WHAT TO DO |
Where does the string "glyph" appear in the records? Copy every line that contains it.

DATA UNDER STUDY |
□ □ □ □ □

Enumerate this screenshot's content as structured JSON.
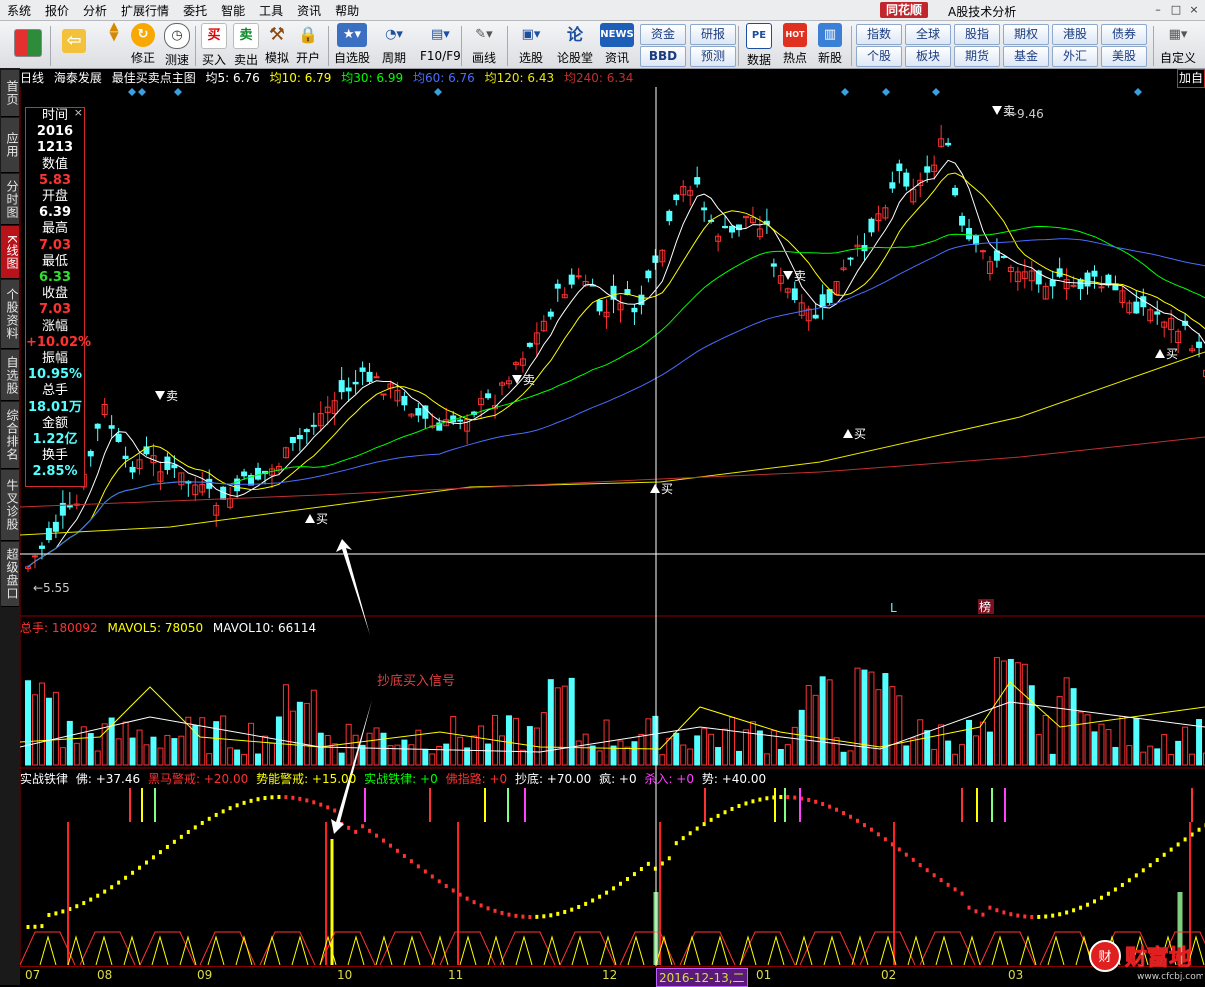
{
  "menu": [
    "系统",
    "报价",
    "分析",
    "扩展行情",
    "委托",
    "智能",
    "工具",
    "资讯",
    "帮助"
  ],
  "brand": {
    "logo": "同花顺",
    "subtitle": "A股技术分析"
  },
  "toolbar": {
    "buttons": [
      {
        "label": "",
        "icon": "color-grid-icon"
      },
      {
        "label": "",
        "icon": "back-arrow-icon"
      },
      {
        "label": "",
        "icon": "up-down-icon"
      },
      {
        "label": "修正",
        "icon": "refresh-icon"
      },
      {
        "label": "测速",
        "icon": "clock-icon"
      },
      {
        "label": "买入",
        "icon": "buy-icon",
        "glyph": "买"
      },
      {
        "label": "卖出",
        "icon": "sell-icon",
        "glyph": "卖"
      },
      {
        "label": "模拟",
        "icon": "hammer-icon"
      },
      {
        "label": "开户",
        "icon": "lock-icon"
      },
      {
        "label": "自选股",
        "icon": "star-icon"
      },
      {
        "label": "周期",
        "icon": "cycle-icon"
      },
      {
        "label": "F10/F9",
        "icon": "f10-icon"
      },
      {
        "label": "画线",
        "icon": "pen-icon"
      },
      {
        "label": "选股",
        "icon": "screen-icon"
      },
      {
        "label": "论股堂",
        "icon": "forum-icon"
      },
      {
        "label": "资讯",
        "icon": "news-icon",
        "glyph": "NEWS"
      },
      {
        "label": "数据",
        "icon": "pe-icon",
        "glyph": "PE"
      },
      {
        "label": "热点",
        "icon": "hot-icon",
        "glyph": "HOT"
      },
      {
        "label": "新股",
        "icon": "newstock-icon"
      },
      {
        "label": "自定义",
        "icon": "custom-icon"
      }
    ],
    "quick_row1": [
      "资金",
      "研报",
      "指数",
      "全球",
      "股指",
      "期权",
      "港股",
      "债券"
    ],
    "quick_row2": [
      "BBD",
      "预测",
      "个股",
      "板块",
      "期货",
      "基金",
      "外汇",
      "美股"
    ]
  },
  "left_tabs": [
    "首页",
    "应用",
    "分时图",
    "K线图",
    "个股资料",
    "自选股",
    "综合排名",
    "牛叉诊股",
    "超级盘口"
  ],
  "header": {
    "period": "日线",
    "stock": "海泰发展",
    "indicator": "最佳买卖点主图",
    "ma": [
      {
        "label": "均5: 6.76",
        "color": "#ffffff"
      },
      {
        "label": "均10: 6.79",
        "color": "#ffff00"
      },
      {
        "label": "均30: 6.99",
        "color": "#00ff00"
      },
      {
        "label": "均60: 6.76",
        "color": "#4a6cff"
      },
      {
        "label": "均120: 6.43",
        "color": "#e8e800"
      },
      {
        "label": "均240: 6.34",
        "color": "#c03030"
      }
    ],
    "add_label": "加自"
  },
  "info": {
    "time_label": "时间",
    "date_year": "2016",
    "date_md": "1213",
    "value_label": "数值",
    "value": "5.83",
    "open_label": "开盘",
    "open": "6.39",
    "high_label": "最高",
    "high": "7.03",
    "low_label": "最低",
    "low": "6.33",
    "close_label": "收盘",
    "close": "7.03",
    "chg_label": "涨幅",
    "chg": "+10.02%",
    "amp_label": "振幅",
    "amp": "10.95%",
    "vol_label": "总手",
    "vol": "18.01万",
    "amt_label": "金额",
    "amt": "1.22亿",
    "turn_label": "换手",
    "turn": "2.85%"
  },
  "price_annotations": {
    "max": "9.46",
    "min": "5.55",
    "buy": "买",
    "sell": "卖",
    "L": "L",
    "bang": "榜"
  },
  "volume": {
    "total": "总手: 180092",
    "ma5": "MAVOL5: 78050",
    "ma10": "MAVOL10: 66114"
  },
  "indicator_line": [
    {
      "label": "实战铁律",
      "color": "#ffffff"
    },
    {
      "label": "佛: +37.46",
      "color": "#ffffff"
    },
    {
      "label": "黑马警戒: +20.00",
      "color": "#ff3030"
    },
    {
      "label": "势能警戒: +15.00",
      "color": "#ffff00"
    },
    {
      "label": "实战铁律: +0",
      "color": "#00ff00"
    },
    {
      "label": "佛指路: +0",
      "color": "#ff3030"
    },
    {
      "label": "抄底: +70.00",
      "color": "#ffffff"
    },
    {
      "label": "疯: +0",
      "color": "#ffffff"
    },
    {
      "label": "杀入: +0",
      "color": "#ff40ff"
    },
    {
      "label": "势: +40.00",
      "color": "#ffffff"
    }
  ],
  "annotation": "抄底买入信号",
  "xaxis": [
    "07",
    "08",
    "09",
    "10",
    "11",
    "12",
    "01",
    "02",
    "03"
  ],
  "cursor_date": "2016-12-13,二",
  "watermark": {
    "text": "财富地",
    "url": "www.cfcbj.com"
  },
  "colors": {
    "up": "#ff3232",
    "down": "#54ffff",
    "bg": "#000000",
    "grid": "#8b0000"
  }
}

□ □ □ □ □

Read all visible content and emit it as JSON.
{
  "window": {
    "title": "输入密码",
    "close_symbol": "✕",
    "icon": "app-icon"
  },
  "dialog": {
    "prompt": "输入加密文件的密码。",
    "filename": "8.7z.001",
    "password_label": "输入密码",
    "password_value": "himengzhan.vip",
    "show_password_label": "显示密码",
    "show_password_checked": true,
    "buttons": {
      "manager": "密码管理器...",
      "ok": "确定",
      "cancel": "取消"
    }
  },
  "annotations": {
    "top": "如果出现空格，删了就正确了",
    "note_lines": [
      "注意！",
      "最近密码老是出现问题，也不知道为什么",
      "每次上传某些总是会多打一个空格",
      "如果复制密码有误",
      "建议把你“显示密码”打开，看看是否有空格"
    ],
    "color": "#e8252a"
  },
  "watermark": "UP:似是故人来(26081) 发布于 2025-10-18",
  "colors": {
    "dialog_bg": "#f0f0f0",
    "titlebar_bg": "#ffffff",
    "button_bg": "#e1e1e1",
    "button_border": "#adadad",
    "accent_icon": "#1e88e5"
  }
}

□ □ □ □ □

ANSWER TO THIS TASK |
        "glyph": "买"
        "glyph": "卖"
        "glyph": "NEWS"
        "glyph": "PE"
        "glyph": "HOT"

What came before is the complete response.